"My journey started on a boat. I spent a year in a refugee camp, and somehow I ended up here, on Hollywood's biggest stage," he said.

Ke Huy Quan took home the coveted Oscar for Best Supporting Actor for his work in the film
Ke Huy Quan took home the coveted Oscar for Best Supporting Actor for his work in the film “Everything Everywhere All at Once.”

Ke Huy Quan left the Dolby Theatre in tears after winning an Academy Award for his role in Everything Everywhere All at Once.

Considered a favorite to win, Quan took home the award for Best Supporting Actor, beating out fellow nominees Judd Hirsch (The Fabelmans), Brian Tyree Henry (Causeway) and two of The Banshees of Inisherin's cast: Brendan Gleeson and Barry Keoghan, respectively.

During his speech, an emotional Quan thanked the people in his life who helped him get to where he is today.

“My mom is 84 years old and she’s at home watching. Mom, I just won an Oscar!” the Vietnamese-born actor began his speech. “My journey started on a boat. I spent a year in a refugee camp, and somehow I ended up here, on Hollywood’s biggest stage.”

“They say stories like this only happens in the movies. I cannot believe it’s happening to me. This, this is the American dream!” Quan said. “Thank you so much to the academy for this honor of a lifetime. Thank you to my mom for the sacrifices she made to get me here. To my little brother, David, who calls me every day just to remind me to take good care of myself. I love you brother!”

The actor went on to thank the film’s cast and crew, including directors Daniel Kwan and Daniel Scheinert and co-stars Michelle Yeoh and Jamie Lee Curtis.

He later gave a special shout-out to his former Goonies co-star Jeff Cohen, who has since become an entertainment attorney. He also reportedly helped Quan negotiate his contract for the very film he won an Oscar for.

“[Thank you] to my Goonies brother for life: Jeff Cohen,” he said of his pal.

Following Quan's win, fellow Goonies star Sean Astin took to Twitter to praise his old pal: "I’m so happy, proud and over the moon," he wrote. "CONGRATULATIONS. Well earned!!!!"

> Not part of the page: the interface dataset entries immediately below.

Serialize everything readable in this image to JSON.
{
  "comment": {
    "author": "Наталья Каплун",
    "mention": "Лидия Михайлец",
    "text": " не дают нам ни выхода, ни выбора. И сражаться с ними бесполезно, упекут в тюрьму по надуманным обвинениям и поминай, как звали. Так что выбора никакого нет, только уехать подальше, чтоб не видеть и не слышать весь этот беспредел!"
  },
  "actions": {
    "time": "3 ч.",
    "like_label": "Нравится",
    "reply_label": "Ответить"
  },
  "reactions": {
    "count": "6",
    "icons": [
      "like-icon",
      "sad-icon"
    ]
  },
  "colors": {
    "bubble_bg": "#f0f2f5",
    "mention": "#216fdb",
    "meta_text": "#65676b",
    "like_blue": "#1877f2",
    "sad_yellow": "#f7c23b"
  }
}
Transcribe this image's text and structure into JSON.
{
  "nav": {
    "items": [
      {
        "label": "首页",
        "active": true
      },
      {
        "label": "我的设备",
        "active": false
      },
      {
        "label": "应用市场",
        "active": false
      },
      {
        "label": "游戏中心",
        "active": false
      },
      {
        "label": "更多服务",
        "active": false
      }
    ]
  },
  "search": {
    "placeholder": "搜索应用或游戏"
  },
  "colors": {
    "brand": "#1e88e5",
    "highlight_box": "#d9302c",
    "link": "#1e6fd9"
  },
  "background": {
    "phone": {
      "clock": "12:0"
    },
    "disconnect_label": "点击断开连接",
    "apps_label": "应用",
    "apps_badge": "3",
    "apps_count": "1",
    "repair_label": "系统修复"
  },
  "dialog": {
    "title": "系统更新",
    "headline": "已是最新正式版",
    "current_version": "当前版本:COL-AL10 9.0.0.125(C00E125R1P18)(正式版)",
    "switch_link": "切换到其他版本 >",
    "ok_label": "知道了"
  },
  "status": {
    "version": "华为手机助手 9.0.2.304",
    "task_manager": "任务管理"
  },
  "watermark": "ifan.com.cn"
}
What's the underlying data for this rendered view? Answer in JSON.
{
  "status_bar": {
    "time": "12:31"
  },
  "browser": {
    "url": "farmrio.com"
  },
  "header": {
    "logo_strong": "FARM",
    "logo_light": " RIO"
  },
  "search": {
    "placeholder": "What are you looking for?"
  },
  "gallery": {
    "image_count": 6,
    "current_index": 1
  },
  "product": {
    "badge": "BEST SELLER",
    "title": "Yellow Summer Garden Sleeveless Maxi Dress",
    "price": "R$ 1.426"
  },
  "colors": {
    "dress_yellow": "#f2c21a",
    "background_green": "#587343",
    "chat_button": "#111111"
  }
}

Quan was especially heartfelt thanking his wife.

“I owe everything to the love of my life, my wife, Echo, who month after month, year after year for 20 years told me that one day, one day my time will come. Dreams are something you have to believe in. I almost gave up on mine. For everyone out there, please keep your dreams alive! Thank you so much for welcoming me back. I love you. Thank you, thank you, thank you!”

Quan’s win marks one of Hollywood's greatest comebacks. He started his career as a child actor in the ’80s, appearing in such blockbusters as 1984’s Indiana Jones and the Temple of Doom and 1985’s The Goonies.

Quan's portrayal of Waymond Wang in Everything Everywhere All at Once earned him several awards leading up to the big night — including at the Golden Globes, Critics’ Choice Awards and Screen Actors Guild awards.

When speaking earlier this month about the years-long journey it took to get to the Oscars, Quan praised directors like Steven Spielberg for giving him a leg up in the industry as a young Asian actor.

“If you look back, Steven Spielberg and George Lucas were the first ones to put an Asian kid in a big movie in a big role,” he told Yahoo Entertainment. “Over the years, so many people have come up to me and said, ‘I wanted to be you when I was growing up.’”